→ **EXERCISE PROMPT**
Restate all data exactly. No images.

→ **Records from a collection**
+++

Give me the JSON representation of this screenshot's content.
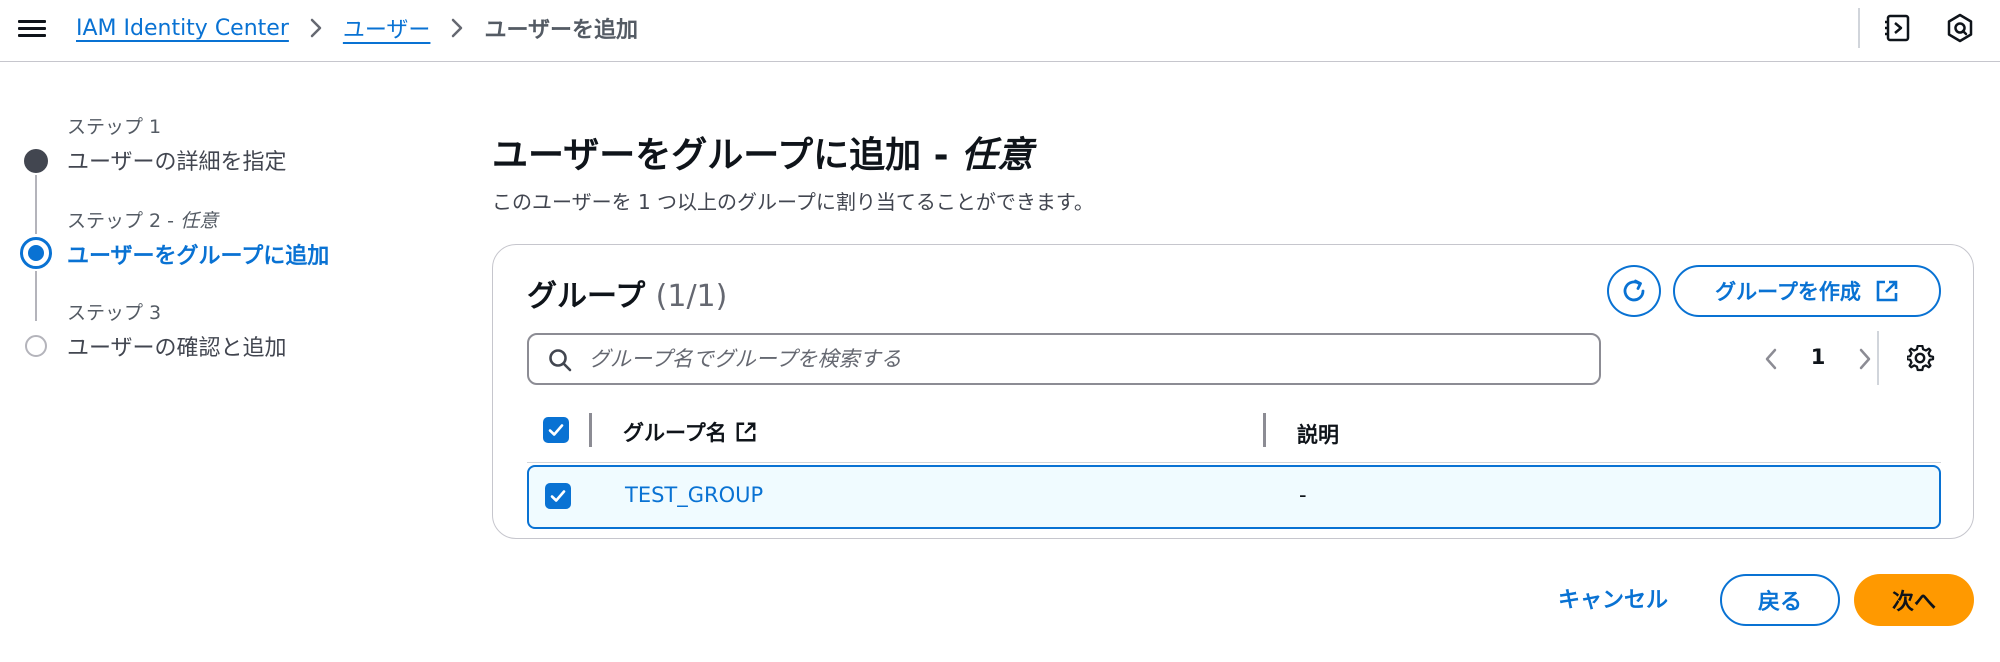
{
  "breadcrumbs": {
    "items": [
      "IAM Identity Center",
      "ユーザー"
    ],
    "current": "ユーザーを追加"
  },
  "topbar_icons": [
    "tools-panel-icon",
    "notifications-icon"
  ],
  "steps": [
    {
      "number": "ステップ 1",
      "title": "ユーザーの詳細を指定",
      "state": "completed"
    },
    {
      "number": "ステップ 2 -",
      "optional": "任意",
      "title": "ユーザーをグループに追加",
      "state": "active"
    },
    {
      "number": "ステップ 3",
      "title": "ユーザーの確認と追加",
      "state": "pending"
    }
  ],
  "main": {
    "title": "ユーザーをグループに追加 -",
    "title_optional": "任意",
    "description": "このユーザーを 1 つ以上のグループに割り当てることができます。"
  },
  "groups_panel": {
    "title": "グループ",
    "count": "(1/1)",
    "create_button": "グループを作成",
    "search_placeholder": "グループ名でグループを検索する",
    "search_value": "",
    "page": "1",
    "columns": [
      "グループ名",
      "説明"
    ],
    "select_all_checked": true,
    "rows": [
      {
        "name": "TEST_GROUP",
        "description": "-",
        "selected": true
      }
    ]
  },
  "footer": {
    "cancel": "キャンセル",
    "back": "戻る",
    "next": "次へ"
  },
  "colors": {
    "accent": "#0972d3",
    "primary_button": "#ff9900",
    "text": "#0f141a",
    "row_selected_bg": "#f0fbff"
  }
}
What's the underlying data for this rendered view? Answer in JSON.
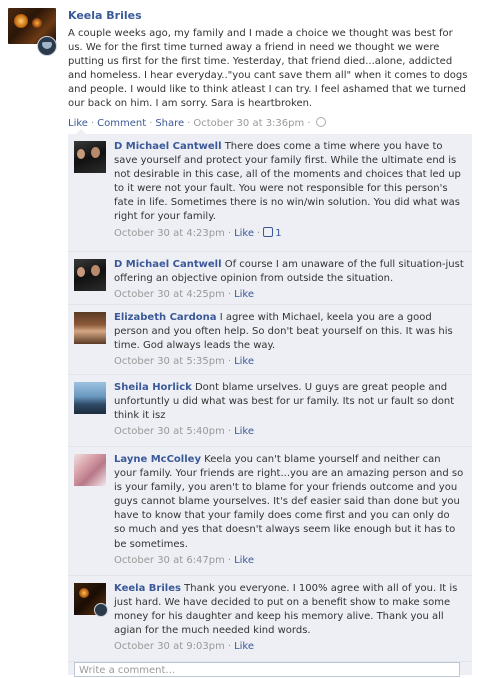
{
  "post": {
    "author": "Keela Briles",
    "text": "A couple weeks ago, my family and I made a choice we thought was best for us. We for the first time turned away a friend in need we thought we were putting us first for the first time. Yesterday, that friend died...alone, addicted and homeless. I hear everyday..\"you cant save them all\" when it comes to dogs and people. I would like to think atleast I can try. I feel ashamed that we turned our back on him. I am sorry. Sara is heartbroken.",
    "actions": {
      "like": "Like",
      "comment": "Comment",
      "share": "Share",
      "time": "October 30 at 3:36pm"
    },
    "globe_icon": "globe-icon"
  },
  "comments": [
    {
      "author": "D Michael Cantwell",
      "text": "There does come a time where you have to save yourself and protect your family first. While the ultimate end is not desirable in this case, all of the moments and choices that led up to it were not your fault. You were not responsible for this person's fate in life. Sometimes there is no win/win solution. You did what was right for your family.",
      "time": "October 30 at 4:23pm",
      "like": "Like",
      "like_count": "1"
    },
    {
      "author": "D Michael Cantwell",
      "text": "Of course I am unaware of the full situation-just offering an objective opinion from outside the situation.",
      "time": "October 30 at 4:25pm",
      "like": "Like"
    },
    {
      "author": "Elizabeth Cardona",
      "text": "I agree with Michael, keela you are a good person and you often help. So don't beat yourself on this. It was his time. God always leads the way.",
      "time": "October 30 at 5:35pm",
      "like": "Like"
    },
    {
      "author": "Sheila Horlick",
      "text": "Dont blame urselves. U guys are great people and unfortuntly u did what was best for ur family. Its not ur fault so dont think it isz",
      "time": "October 30 at 5:40pm",
      "like": "Like"
    },
    {
      "author": "Layne McColley",
      "text": "Keela you can't blame yourself and neither can your family. Your friends are right...you are an amazing person and so is your family, you aren't to blame for your friends outcome and you guys cannot blame yourselves. It's def easier said than done but you have to know that your family does come first and you can only do so much and yes that doesn't always seem like enough but it has to be sometimes.",
      "time": "October 30 at 6:47pm",
      "like": "Like"
    },
    {
      "author": "Keela Briles",
      "text": "Thank you everyone. I 100% agree with all of you. It is just hard. We have decided to put on a benefit show to make some money for his daughter and keep his memory alive. Thank you all agian for the much needed kind words.",
      "time": "October 30 at 9:03pm",
      "like": "Like"
    }
  ],
  "write_comment": {
    "placeholder": "Write a comment..."
  },
  "colors": {
    "link": "#3b5998",
    "comment_bg": "#edeff4",
    "meta": "#999999"
  }
}
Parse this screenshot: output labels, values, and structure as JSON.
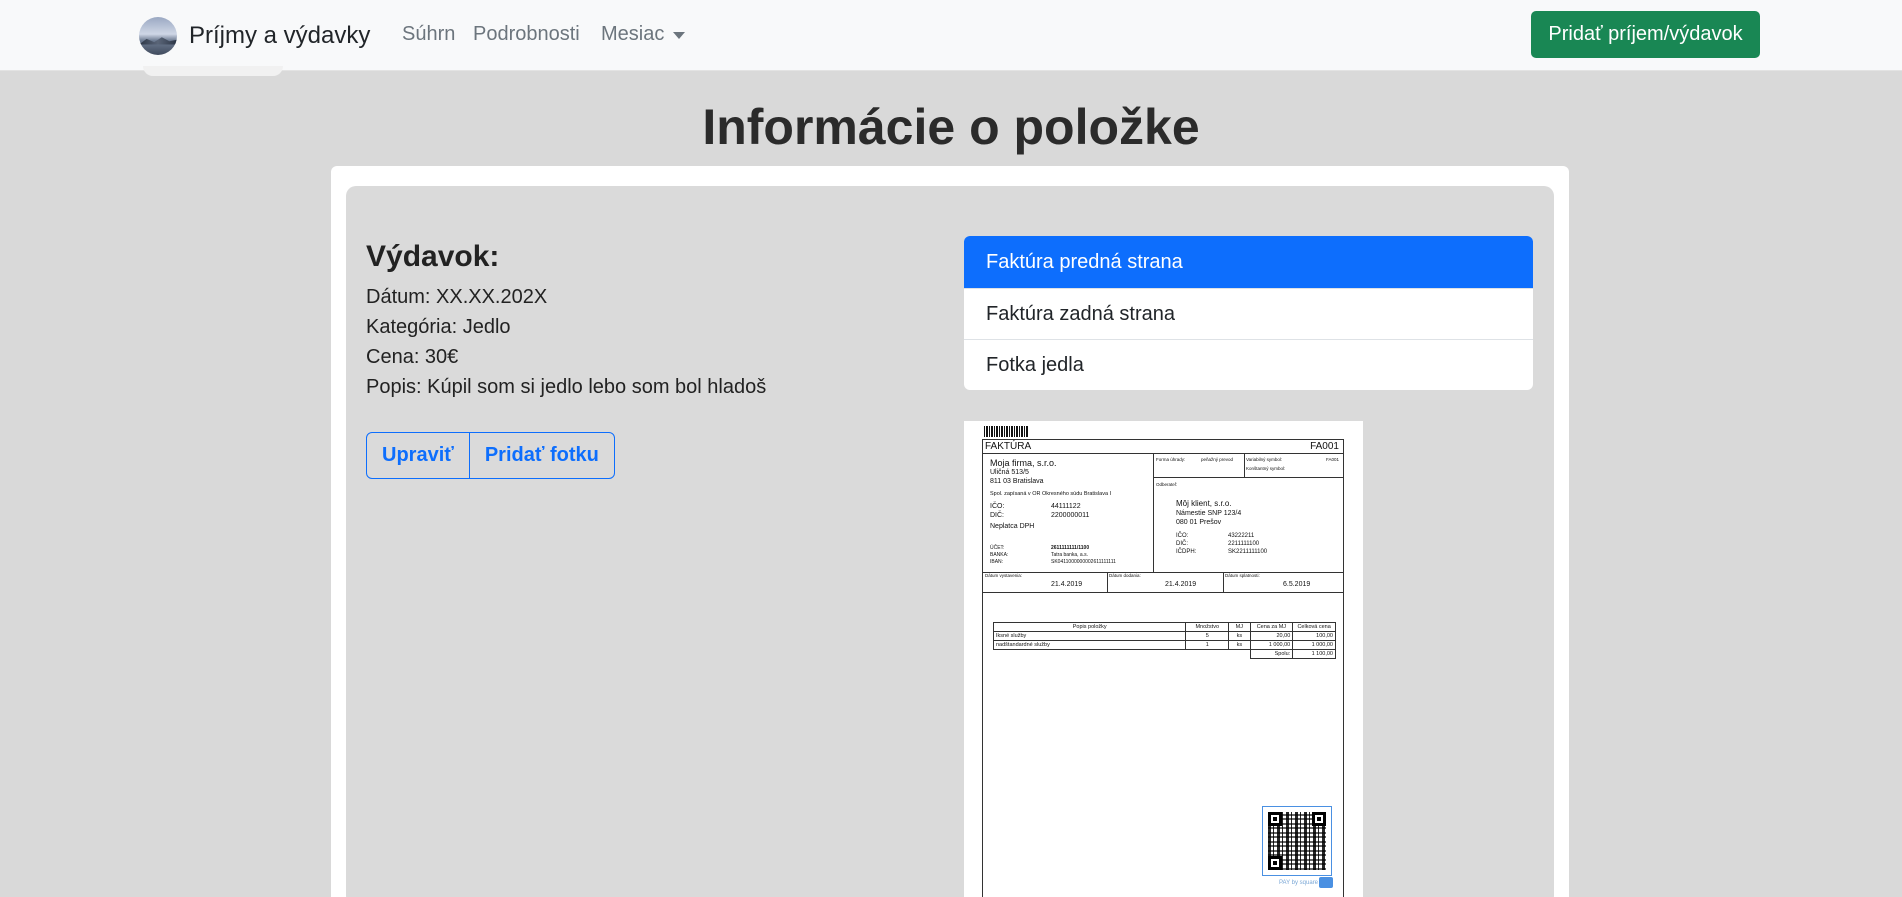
{
  "navbar": {
    "brand": "Príjmy a výdavky",
    "links": [
      "Súhrn",
      "Podrobnosti",
      "Mesiac"
    ],
    "add_button": "Pridať príjem/výdavok"
  },
  "page": {
    "title": "Informácie o položke"
  },
  "item": {
    "heading": "Výdavok:",
    "date": "Dátum: XX.XX.202X",
    "category": "Kategória: Jedlo",
    "price": "Cena: 30€",
    "description": "Popis: Kúpil som si jedlo lebo som bol hladoš"
  },
  "actions": {
    "edit": "Upraviť",
    "add_photo": "Pridať fotku"
  },
  "photos": {
    "items": [
      "Faktúra predná strana",
      "Faktúra zadná strana",
      "Fotka jedla"
    ],
    "active_index": 0
  },
  "invoice": {
    "title": "FAKTÚRA",
    "number": "FA001",
    "supplier": {
      "name": "Moja firma, s.r.o.",
      "street": "Uličná 513/5",
      "city": "811 03 Bratislava",
      "registry": "Spol. zapísaná v OR Okresného súdu Bratislava I",
      "ico_label": "IČO:",
      "ico": "44111122",
      "dic_label": "DIČ:",
      "dic": "2200000011",
      "vat": "Neplatca DPH",
      "account_label": "ÚČET:",
      "account": "2611111111/1100",
      "bank_label": "BANKA:",
      "bank": "Tatra banka, a.s.",
      "iban_label": "IBAN:",
      "iban": "SK0411000000002611111111"
    },
    "payment_form_label": "Forma úhrady:",
    "payment_form": "peňažný prevod",
    "variable_symbol_label": "Variabilný symbol:",
    "variable_symbol": "FA001",
    "constant_symbol_label": "Konštantný symbol:",
    "buyer_label": "Odberateľ:",
    "buyer": {
      "name": "Môj klient, s.r.o.",
      "street": "Námestie SNP 123/4",
      "city": "080 01 Prešov",
      "ico_label": "IČO:",
      "ico": "43222211",
      "dic_label": "DIČ:",
      "dic": "2211111100",
      "icdph_label": "IČDPH:",
      "icdph": "SK2211111100"
    },
    "issue_date_label": "Dátum vystavenia:",
    "issue_date": "21.4.2019",
    "delivery_date_label": "Dátum dodania:",
    "delivery_date": "21.4.2019",
    "due_date_label": "Dátum splatnosti:",
    "due_date": "6.5.2019",
    "table": {
      "headers": [
        "Popis položky",
        "Množstvo",
        "MJ",
        "Cena za MJ",
        "Celková cena"
      ],
      "rows": [
        [
          "Iksné služby",
          "5",
          "ks",
          "20,00",
          "100,00"
        ],
        [
          "nadštandardné služby",
          "1",
          "ks",
          "1 000,00",
          "1 000,00"
        ]
      ],
      "total_label": "Spolu:",
      "total": "1 100,00"
    },
    "pay_by_square": "PAY by square"
  }
}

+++

→ **PROBLEM SOLUTION**
Give me the JSON representation of this screenshot's content.
{
  "breadcrumbs": {
    "items": [
      "IAM Identity Center",
      "ユーザー"
    ],
    "current": "ユーザーを追加"
  },
  "topbar_icons": [
    "tools-panel-icon",
    "notifications-icon"
  ],
  "steps": [
    {
      "number": "ステップ 1",
      "title": "ユーザーの詳細を指定",
      "state": "completed"
    },
    {
      "number": "ステップ 2 -",
      "optional": "任意",
      "title": "ユーザーをグループに追加",
      "state": "active"
    },
    {
      "number": "ステップ 3",
      "title": "ユーザーの確認と追加",
      "state": "pending"
    }
  ],
  "main": {
    "title": "ユーザーをグループに追加 -",
    "title_optional": "任意",
    "description": "このユーザーを 1 つ以上のグループに割り当てることができます。"
  },
  "groups_panel": {
    "title": "グループ",
    "count": "(1/1)",
    "create_button": "グループを作成",
    "search_placeholder": "グループ名でグループを検索する",
    "search_value": "",
    "page": "1",
    "columns": [
      "グループ名",
      "説明"
    ],
    "select_all_checked": true,
    "rows": [
      {
        "name": "TEST_GROUP",
        "description": "-",
        "selected": true
      }
    ]
  },
  "footer": {
    "cancel": "キャンセル",
    "back": "戻る",
    "next": "次へ"
  },
  "colors": {
    "accent": "#0972d3",
    "primary_button": "#ff9900",
    "text": "#0f141a",
    "row_selected_bg": "#f0fbff"
  }
}
What's the underlying data for this rendered view? Answer in JSON.
{
  "post": {
    "author": "Keela Briles",
    "text": "A couple weeks ago, my family and I made a choice we thought was best for us. We for the first time turned away a friend in need we thought we were putting us first for the first time. Yesterday, that friend died...alone, addicted and homeless. I hear everyday..\"you cant save them all\" when it comes to dogs and people. I would like to think atleast I can try. I feel ashamed that we turned our back on him. I am sorry. Sara is heartbroken.",
    "actions": {
      "like": "Like",
      "comment": "Comment",
      "share": "Share",
      "time": "October 30 at 3:36pm"
    },
    "globe_icon": "globe-icon"
  },
  "comments": [
    {
      "author": "D Michael Cantwell",
      "text": "There does come a time where you have to save yourself and protect your family first. While the ultimate end is not desirable in this case, all of the moments and choices that led up to it were not your fault. You were not responsible for this person's fate in life. Sometimes there is no win/win solution. You did what was right for your family.",
      "time": "October 30 at 4:23pm",
      "like": "Like",
      "like_count": "1"
    },
    {
      "author": "D Michael Cantwell",
      "text": "Of course I am unaware of the full situation-just offering an objective opinion from outside the situation.",
      "time": "October 30 at 4:25pm",
      "like": "Like"
    },
    {
      "author": "Elizabeth Cardona",
      "text": "I agree with Michael, keela you are a good person and you often help. So don't beat yourself on this. It was his time. God always leads the way.",
      "time": "October 30 at 5:35pm",
      "like": "Like"
    },
    {
      "author": "Sheila Horlick",
      "text": "Dont blame urselves. U guys are great people and unfortuntly u did what was best for ur family. Its not ur fault so dont think it isz",
      "time": "October 30 at 5:40pm",
      "like": "Like"
    },
    {
      "author": "Layne McColley",
      "text": "Keela you can't blame yourself and neither can your family. Your friends are right...you are an amazing person and so is your family, you aren't to blame for your friends outcome and you guys cannot blame yourselves. It's def easier said than done but you have to know that your family does come first and you can only do so much and yes that doesn't always seem like enough but it has to be sometimes.",
      "time": "October 30 at 6:47pm",
      "like": "Like"
    },
    {
      "author": "Keela Briles",
      "text": "Thank you everyone. I 100% agree with all of you. It is just hard. We have decided to put on a benefit show to make some money for his daughter and keep his memory alive. Thank you all agian for the much needed kind words.",
      "time": "October 30 at 9:03pm",
      "like": "Like"
    }
  ],
  "write_comment": {
    "placeholder": "Write a comment..."
  },
  "colors": {
    "link": "#3b5998",
    "comment_bg": "#edeff4",
    "meta": "#999999"
  }
}
Parse this screenshot: output labels, values, and structure as JSON.
{
  "navbar": {
    "brand": "Príjmy a výdavky",
    "links": [
      "Súhrn",
      "Podrobnosti",
      "Mesiac"
    ],
    "add_button": "Pridať príjem/výdavok"
  },
  "page": {
    "title": "Informácie o položke"
  },
  "item": {
    "heading": "Výdavok:",
    "date": "Dátum: XX.XX.202X",
    "category": "Kategória: Jedlo",
    "price": "Cena: 30€",
    "description": "Popis: Kúpil som si jedlo lebo som bol hladoš"
  },
  "actions": {
    "edit": "Upraviť",
    "add_photo": "Pridať fotku"
  },
  "photos": {
    "items": [
      "Faktúra predná strana",
      "Faktúra zadná strana",
      "Fotka jedla"
    ],
    "active_index": 0
  },
  "invoice": {
    "title": "FAKTÚRA",
    "number": "FA001",
    "supplier": {
      "name": "Moja firma, s.r.o.",
      "street": "Uličná 513/5",
      "city": "811 03 Bratislava",
      "registry": "Spol. zapísaná v OR Okresného súdu Bratislava I",
      "ico_label": "IČO:",
      "ico": "44111122",
      "dic_label": "DIČ:",
      "dic": "2200000011",
      "vat": "Neplatca DPH",
      "account_label": "ÚČET:",
      "account": "2611111111/1100",
      "bank_label": "BANKA:",
      "bank": "Tatra banka, a.s.",
      "iban_label": "IBAN:",
      "iban": "SK0411000000002611111111"
    },
    "payment_form_label": "Forma úhrady:",
    "payment_form": "peňažný prevod",
    "variable_symbol_label": "Variabilný symbol:",
    "variable_symbol": "FA001",
    "constant_symbol_label": "Konštantný symbol:",
    "buyer_label": "Odberateľ:",
    "buyer": {
      "name": "Môj klient, s.r.o.",
      "street": "Námestie SNP 123/4",
      "city": "080 01 Prešov",
      "ico_label": "IČO:",
      "ico": "43222211",
      "dic_label": "DIČ:",
      "dic": "2211111100",
      "icdph_label": "IČDPH:",
      "icdph": "SK2211111100"
    },
    "issue_date_label": "Dátum vystavenia:",
    "issue_date": "21.4.2019",
    "delivery_date_label": "Dátum dodania:",
    "delivery_date": "21.4.2019",
    "due_date_label": "Dátum splatnosti:",
    "due_date": "6.5.2019",
    "table": {
      "headers": [
        "Popis položky",
        "Množstvo",
        "MJ",
        "Cena za MJ",
        "Celková cena"
      ],
      "rows": [
        [
          "Iksné služby",
          "5",
          "ks",
          "20,00",
          "100,00"
        ],
        [
          "nadštandardné služby",
          "1",
          "ks",
          "1 000,00",
          "1 000,00"
        ]
      ],
      "total_label": "Spolu:",
      "total": "1 100,00"
    },
    "pay_by_square": "PAY by square"
  }
}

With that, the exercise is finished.